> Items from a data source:
▼
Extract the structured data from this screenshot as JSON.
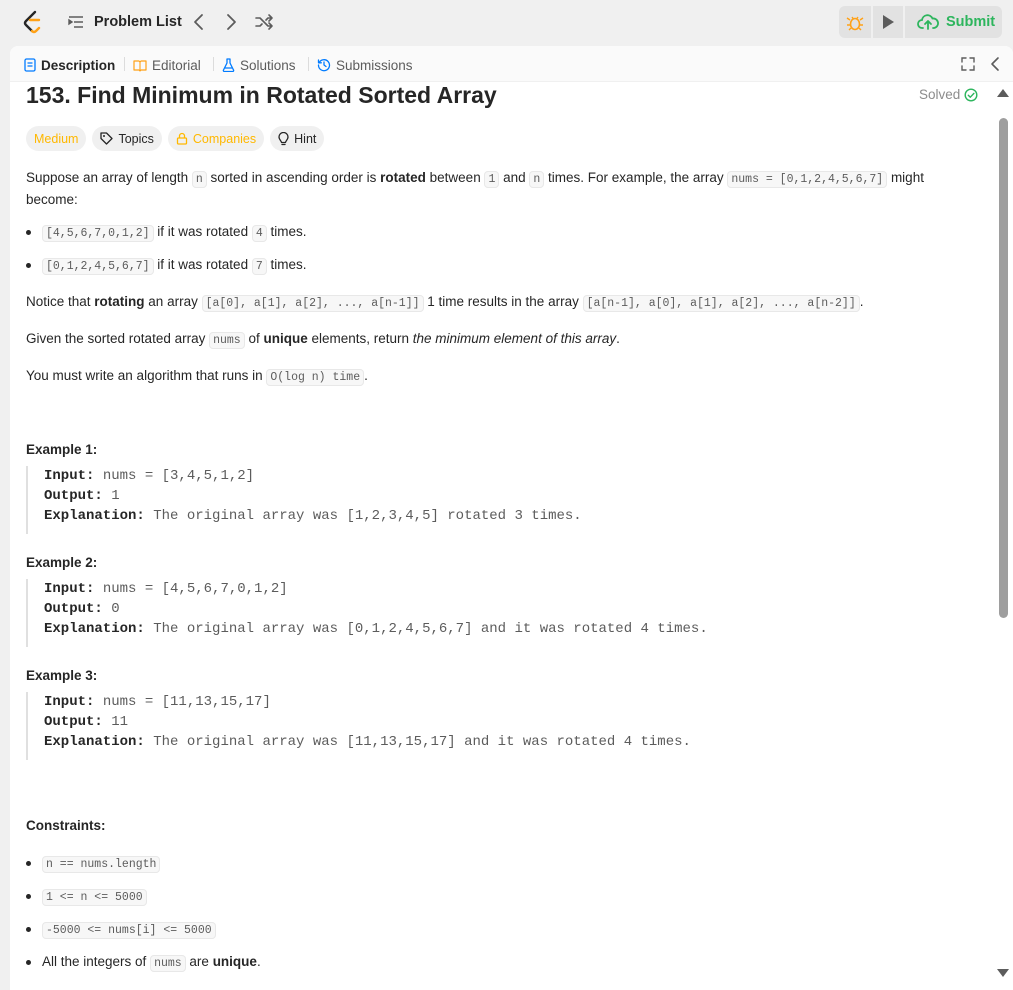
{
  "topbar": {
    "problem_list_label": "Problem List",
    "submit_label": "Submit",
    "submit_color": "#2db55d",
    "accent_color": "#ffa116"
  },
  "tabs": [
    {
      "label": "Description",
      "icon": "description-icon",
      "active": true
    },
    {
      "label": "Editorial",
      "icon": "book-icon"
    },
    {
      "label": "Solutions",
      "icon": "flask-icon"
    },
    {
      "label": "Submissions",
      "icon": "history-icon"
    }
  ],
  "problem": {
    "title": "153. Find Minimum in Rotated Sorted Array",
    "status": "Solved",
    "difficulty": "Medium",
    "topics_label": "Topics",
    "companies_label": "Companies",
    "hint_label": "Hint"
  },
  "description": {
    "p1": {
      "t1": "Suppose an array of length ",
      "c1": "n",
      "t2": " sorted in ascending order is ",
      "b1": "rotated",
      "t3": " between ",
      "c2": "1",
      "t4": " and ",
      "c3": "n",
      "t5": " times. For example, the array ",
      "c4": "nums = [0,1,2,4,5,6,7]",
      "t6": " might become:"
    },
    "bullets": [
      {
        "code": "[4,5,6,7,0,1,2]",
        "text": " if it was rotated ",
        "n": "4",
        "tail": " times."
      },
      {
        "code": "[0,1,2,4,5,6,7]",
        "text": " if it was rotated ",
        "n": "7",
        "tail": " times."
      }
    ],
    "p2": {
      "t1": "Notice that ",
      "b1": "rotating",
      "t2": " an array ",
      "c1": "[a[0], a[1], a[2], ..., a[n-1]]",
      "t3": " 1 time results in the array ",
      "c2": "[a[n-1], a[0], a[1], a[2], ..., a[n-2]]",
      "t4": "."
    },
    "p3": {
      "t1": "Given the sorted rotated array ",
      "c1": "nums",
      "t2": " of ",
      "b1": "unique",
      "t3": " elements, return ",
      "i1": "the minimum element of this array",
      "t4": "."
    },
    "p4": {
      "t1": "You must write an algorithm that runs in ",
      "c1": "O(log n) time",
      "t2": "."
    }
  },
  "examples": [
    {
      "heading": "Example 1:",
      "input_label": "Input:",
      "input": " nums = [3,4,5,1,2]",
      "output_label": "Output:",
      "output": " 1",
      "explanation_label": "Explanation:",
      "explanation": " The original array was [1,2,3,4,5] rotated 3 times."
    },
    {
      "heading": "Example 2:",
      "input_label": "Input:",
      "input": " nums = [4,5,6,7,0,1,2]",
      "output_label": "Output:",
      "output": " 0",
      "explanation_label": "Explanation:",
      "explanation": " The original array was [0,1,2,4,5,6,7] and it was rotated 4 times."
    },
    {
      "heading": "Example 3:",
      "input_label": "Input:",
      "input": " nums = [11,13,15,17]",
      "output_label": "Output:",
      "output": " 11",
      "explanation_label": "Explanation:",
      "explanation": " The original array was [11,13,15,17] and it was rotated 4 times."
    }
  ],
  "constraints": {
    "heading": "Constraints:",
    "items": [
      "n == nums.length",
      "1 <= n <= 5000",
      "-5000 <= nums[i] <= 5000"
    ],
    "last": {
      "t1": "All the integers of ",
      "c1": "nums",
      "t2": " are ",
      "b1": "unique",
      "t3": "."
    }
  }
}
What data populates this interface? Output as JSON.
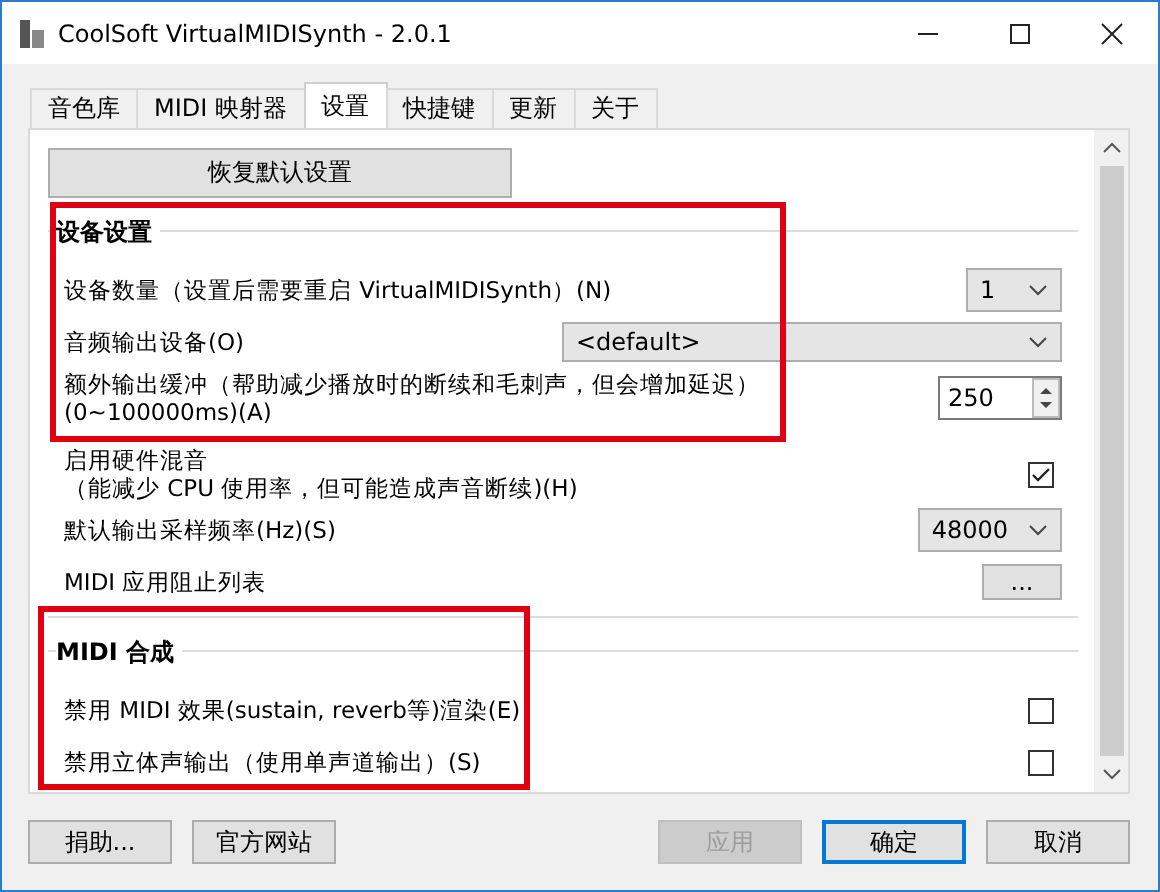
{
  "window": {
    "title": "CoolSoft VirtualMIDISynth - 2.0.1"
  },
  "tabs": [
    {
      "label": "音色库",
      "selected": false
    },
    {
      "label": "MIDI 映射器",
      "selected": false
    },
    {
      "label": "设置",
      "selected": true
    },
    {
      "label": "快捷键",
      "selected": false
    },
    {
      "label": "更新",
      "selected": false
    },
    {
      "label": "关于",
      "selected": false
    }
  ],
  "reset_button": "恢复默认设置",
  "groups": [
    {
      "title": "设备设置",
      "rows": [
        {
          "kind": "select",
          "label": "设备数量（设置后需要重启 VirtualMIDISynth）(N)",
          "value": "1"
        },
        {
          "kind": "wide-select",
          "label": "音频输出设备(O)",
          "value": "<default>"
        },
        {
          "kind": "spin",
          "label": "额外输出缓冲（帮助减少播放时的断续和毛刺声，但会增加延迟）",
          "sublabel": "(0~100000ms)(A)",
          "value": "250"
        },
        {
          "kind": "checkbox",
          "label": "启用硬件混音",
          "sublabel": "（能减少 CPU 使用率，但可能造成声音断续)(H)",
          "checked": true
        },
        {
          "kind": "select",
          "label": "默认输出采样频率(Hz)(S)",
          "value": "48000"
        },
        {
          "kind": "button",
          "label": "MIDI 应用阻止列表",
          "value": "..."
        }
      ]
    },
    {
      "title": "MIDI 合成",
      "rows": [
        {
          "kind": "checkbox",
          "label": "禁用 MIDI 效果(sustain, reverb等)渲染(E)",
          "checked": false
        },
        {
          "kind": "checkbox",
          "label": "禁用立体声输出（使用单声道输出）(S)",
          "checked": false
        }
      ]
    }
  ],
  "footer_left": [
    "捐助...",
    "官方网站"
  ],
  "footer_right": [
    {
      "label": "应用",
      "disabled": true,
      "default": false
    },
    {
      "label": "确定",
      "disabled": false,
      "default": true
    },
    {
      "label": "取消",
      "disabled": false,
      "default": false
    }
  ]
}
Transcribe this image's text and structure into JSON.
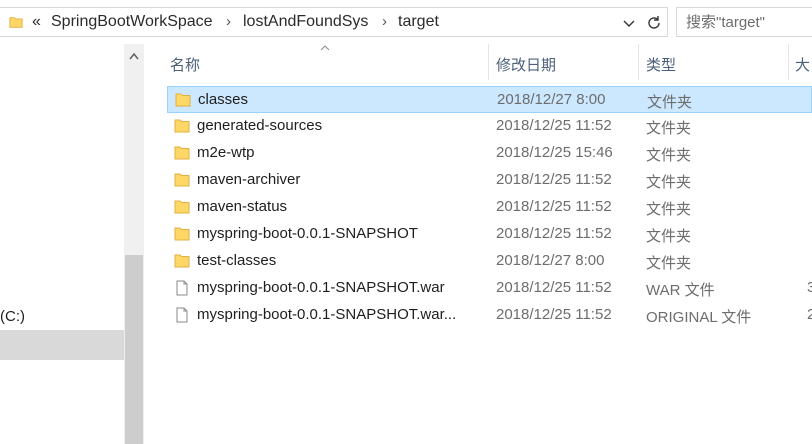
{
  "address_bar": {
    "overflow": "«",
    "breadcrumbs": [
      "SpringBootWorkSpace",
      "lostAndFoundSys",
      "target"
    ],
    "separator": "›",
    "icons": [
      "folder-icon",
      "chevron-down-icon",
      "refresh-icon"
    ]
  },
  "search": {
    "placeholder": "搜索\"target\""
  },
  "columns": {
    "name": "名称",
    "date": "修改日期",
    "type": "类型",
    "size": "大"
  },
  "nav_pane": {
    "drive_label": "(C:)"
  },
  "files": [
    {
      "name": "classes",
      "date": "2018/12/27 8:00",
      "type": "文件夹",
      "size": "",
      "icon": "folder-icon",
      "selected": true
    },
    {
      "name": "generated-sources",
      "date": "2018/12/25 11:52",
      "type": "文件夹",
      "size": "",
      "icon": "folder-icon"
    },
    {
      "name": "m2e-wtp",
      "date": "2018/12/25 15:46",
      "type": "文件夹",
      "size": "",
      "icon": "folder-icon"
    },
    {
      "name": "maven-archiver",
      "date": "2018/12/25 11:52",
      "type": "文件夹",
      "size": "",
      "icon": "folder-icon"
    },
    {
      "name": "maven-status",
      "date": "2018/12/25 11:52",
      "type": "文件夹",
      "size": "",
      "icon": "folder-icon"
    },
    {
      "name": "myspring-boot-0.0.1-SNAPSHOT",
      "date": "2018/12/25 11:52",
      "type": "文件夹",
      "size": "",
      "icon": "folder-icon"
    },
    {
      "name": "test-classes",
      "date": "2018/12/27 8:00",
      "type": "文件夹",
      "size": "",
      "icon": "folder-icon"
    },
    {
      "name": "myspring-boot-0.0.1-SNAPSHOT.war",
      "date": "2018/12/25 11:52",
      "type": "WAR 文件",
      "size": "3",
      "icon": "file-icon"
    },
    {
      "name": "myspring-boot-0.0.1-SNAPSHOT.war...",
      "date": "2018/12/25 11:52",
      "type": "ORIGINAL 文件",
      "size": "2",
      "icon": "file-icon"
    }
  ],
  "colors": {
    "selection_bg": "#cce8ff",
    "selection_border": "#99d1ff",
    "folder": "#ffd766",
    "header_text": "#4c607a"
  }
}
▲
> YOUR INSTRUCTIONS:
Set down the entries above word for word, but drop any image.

> ANSWER SPACE:
Extract the structured data from this screenshot as JSON.
{
  "topbar": {
    "problem_list_label": "Problem List",
    "submit_label": "Submit",
    "submit_color": "#2db55d",
    "accent_color": "#ffa116"
  },
  "tabs": [
    {
      "label": "Description",
      "icon": "description-icon",
      "active": true
    },
    {
      "label": "Editorial",
      "icon": "book-icon"
    },
    {
      "label": "Solutions",
      "icon": "flask-icon"
    },
    {
      "label": "Submissions",
      "icon": "history-icon"
    }
  ],
  "problem": {
    "title": "153. Find Minimum in Rotated Sorted Array",
    "status": "Solved",
    "difficulty": "Medium",
    "topics_label": "Topics",
    "companies_label": "Companies",
    "hint_label": "Hint"
  },
  "description": {
    "p1": {
      "t1": "Suppose an array of length ",
      "c1": "n",
      "t2": " sorted in ascending order is ",
      "b1": "rotated",
      "t3": " between ",
      "c2": "1",
      "t4": " and ",
      "c3": "n",
      "t5": " times. For example, the array ",
      "c4": "nums = [0,1,2,4,5,6,7]",
      "t6": " might become:"
    },
    "bullets": [
      {
        "code": "[4,5,6,7,0,1,2]",
        "text": " if it was rotated ",
        "n": "4",
        "tail": " times."
      },
      {
        "code": "[0,1,2,4,5,6,7]",
        "text": " if it was rotated ",
        "n": "7",
        "tail": " times."
      }
    ],
    "p2": {
      "t1": "Notice that ",
      "b1": "rotating",
      "t2": " an array ",
      "c1": "[a[0], a[1], a[2], ..., a[n-1]]",
      "t3": " 1 time results in the array ",
      "c2": "[a[n-1], a[0], a[1], a[2], ..., a[n-2]]",
      "t4": "."
    },
    "p3": {
      "t1": "Given the sorted rotated array ",
      "c1": "nums",
      "t2": " of ",
      "b1": "unique",
      "t3": " elements, return ",
      "i1": "the minimum element of this array",
      "t4": "."
    },
    "p4": {
      "t1": "You must write an algorithm that runs in ",
      "c1": "O(log n) time",
      "t2": "."
    }
  },
  "examples": [
    {
      "heading": "Example 1:",
      "input_label": "Input:",
      "input": " nums = [3,4,5,1,2]",
      "output_label": "Output:",
      "output": " 1",
      "explanation_label": "Explanation:",
      "explanation": " The original array was [1,2,3,4,5] rotated 3 times."
    },
    {
      "heading": "Example 2:",
      "input_label": "Input:",
      "input": " nums = [4,5,6,7,0,1,2]",
      "output_label": "Output:",
      "output": " 0",
      "explanation_label": "Explanation:",
      "explanation": " The original array was [0,1,2,4,5,6,7] and it was rotated 4 times."
    },
    {
      "heading": "Example 3:",
      "input_label": "Input:",
      "input": " nums = [11,13,15,17]",
      "output_label": "Output:",
      "output": " 11",
      "explanation_label": "Explanation:",
      "explanation": " The original array was [11,13,15,17] and it was rotated 4 times."
    }
  ],
  "constraints": {
    "heading": "Constraints:",
    "items": [
      "n == nums.length",
      "1 <= n <= 5000",
      "-5000 <= nums[i] <= 5000"
    ],
    "last": {
      "t1": "All the integers of ",
      "c1": "nums",
      "t2": " are ",
      "b1": "unique",
      "t3": "."
    }
  }
}
What data populates this interface? Output as JSON.
{
  "window": {
    "title": "CoolSoft VirtualMIDISynth - 2.0.1"
  },
  "tabs": [
    {
      "label": "音色库",
      "selected": false
    },
    {
      "label": "MIDI 映射器",
      "selected": false
    },
    {
      "label": "设置",
      "selected": true
    },
    {
      "label": "快捷键",
      "selected": false
    },
    {
      "label": "更新",
      "selected": false
    },
    {
      "label": "关于",
      "selected": false
    }
  ],
  "reset_button": "恢复默认设置",
  "groups": [
    {
      "title": "设备设置",
      "rows": [
        {
          "kind": "select",
          "label": "设备数量（设置后需要重启 VirtualMIDISynth）(N)",
          "value": "1"
        },
        {
          "kind": "wide-select",
          "label": "音频输出设备(O)",
          "value": "<default>"
        },
        {
          "kind": "spin",
          "label": "额外输出缓冲（帮助减少播放时的断续和毛刺声，但会增加延迟）",
          "sublabel": "(0~100000ms)(A)",
          "value": "250"
        },
        {
          "kind": "checkbox",
          "label": "启用硬件混音",
          "sublabel": "（能减少 CPU 使用率，但可能造成声音断续)(H)",
          "checked": true
        },
        {
          "kind": "select",
          "label": "默认输出采样频率(Hz)(S)",
          "value": "48000"
        },
        {
          "kind": "button",
          "label": "MIDI 应用阻止列表",
          "value": "..."
        }
      ]
    },
    {
      "title": "MIDI 合成",
      "rows": [
        {
          "kind": "checkbox",
          "label": "禁用 MIDI 效果(sustain, reverb等)渲染(E)",
          "checked": false
        },
        {
          "kind": "checkbox",
          "label": "禁用立体声输出（使用单声道输出）(S)",
          "checked": false
        }
      ]
    }
  ],
  "footer_left": [
    "捐助...",
    "官方网站"
  ],
  "footer_right": [
    {
      "label": "应用",
      "disabled": true,
      "default": false
    },
    {
      "label": "确定",
      "disabled": false,
      "default": true
    },
    {
      "label": "取消",
      "disabled": false,
      "default": false
    }
  ]
}
Transcribe this image's text and structure into JSON.
{
  "address_bar": {
    "overflow": "«",
    "breadcrumbs": [
      "SpringBootWorkSpace",
      "lostAndFoundSys",
      "target"
    ],
    "separator": "›",
    "icons": [
      "folder-icon",
      "chevron-down-icon",
      "refresh-icon"
    ]
  },
  "search": {
    "placeholder": "搜索\"target\""
  },
  "columns": {
    "name": "名称",
    "date": "修改日期",
    "type": "类型",
    "size": "大"
  },
  "nav_pane": {
    "drive_label": "(C:)"
  },
  "files": [
    {
      "name": "classes",
      "date": "2018/12/27 8:00",
      "type": "文件夹",
      "size": "",
      "icon": "folder-icon",
      "selected": true
    },
    {
      "name": "generated-sources",
      "date": "2018/12/25 11:52",
      "type": "文件夹",
      "size": "",
      "icon": "folder-icon"
    },
    {
      "name": "m2e-wtp",
      "date": "2018/12/25 15:46",
      "type": "文件夹",
      "size": "",
      "icon": "folder-icon"
    },
    {
      "name": "maven-archiver",
      "date": "2018/12/25 11:52",
      "type": "文件夹",
      "size": "",
      "icon": "folder-icon"
    },
    {
      "name": "maven-status",
      "date": "2018/12/25 11:52",
      "type": "文件夹",
      "size": "",
      "icon": "folder-icon"
    },
    {
      "name": "myspring-boot-0.0.1-SNAPSHOT",
      "date": "2018/12/25 11:52",
      "type": "文件夹",
      "size": "",
      "icon": "folder-icon"
    },
    {
      "name": "test-classes",
      "date": "2018/12/27 8:00",
      "type": "文件夹",
      "size": "",
      "icon": "folder-icon"
    },
    {
      "name": "myspring-boot-0.0.1-SNAPSHOT.war",
      "date": "2018/12/25 11:52",
      "type": "WAR 文件",
      "size": "3",
      "icon": "file-icon"
    },
    {
      "name": "myspring-boot-0.0.1-SNAPSHOT.war...",
      "date": "2018/12/25 11:52",
      "type": "ORIGINAL 文件",
      "size": "2",
      "icon": "file-icon"
    }
  ],
  "colors": {
    "selection_bg": "#cce8ff",
    "selection_border": "#99d1ff",
    "folder": "#ffd766",
    "header_text": "#4c607a"
  }
}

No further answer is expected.